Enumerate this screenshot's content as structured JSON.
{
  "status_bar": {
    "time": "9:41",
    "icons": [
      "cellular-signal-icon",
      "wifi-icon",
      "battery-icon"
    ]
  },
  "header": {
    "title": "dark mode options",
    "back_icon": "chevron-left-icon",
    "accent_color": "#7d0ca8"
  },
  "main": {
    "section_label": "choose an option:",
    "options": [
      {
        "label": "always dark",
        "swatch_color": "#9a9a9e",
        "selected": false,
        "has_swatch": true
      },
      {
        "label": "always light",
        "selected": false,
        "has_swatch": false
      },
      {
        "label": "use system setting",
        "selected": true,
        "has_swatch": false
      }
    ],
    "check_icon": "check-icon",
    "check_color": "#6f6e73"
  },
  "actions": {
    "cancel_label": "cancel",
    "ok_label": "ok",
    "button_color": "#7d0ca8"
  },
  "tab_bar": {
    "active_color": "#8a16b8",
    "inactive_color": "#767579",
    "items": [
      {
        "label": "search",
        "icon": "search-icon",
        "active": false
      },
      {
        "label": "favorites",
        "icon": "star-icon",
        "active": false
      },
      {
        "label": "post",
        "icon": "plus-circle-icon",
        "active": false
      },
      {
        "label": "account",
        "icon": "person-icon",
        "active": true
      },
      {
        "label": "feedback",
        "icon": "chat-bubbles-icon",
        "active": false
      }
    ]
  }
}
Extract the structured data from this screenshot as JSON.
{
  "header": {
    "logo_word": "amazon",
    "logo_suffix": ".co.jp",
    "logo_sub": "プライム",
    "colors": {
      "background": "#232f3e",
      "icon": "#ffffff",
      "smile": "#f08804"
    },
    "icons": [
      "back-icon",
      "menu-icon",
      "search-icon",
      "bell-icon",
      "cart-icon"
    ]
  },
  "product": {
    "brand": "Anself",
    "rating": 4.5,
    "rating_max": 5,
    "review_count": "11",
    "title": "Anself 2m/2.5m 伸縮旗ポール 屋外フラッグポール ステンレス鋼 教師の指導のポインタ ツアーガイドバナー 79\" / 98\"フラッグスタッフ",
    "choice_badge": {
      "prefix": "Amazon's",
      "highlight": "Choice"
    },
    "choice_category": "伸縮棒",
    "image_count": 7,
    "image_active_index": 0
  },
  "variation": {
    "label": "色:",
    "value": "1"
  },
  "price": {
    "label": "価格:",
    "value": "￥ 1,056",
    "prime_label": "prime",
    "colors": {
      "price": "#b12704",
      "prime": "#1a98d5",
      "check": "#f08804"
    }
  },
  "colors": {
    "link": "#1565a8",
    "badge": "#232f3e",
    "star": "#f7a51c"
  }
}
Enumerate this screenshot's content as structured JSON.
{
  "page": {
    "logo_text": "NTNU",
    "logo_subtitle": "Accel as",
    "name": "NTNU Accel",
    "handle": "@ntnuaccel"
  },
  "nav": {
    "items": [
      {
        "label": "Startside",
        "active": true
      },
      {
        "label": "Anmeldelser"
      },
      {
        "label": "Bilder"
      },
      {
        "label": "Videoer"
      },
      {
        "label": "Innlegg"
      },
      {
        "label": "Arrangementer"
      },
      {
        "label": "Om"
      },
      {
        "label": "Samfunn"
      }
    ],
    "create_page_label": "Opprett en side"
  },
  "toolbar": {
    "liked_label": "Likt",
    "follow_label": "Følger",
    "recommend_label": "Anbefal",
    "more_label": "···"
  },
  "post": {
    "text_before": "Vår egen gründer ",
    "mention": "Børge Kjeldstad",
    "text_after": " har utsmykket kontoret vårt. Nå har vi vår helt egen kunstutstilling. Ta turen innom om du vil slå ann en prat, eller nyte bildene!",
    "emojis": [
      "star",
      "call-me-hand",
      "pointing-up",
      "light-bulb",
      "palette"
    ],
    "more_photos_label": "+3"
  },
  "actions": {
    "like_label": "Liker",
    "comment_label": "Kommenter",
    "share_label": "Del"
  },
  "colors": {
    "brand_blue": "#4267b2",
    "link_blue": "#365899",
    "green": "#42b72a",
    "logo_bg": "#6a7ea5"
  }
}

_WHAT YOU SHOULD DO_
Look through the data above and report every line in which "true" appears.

_OUTPUT OF THE EXERCISE_
        "has_swatch": true
        "selected": true,
        "active": true
        "active": true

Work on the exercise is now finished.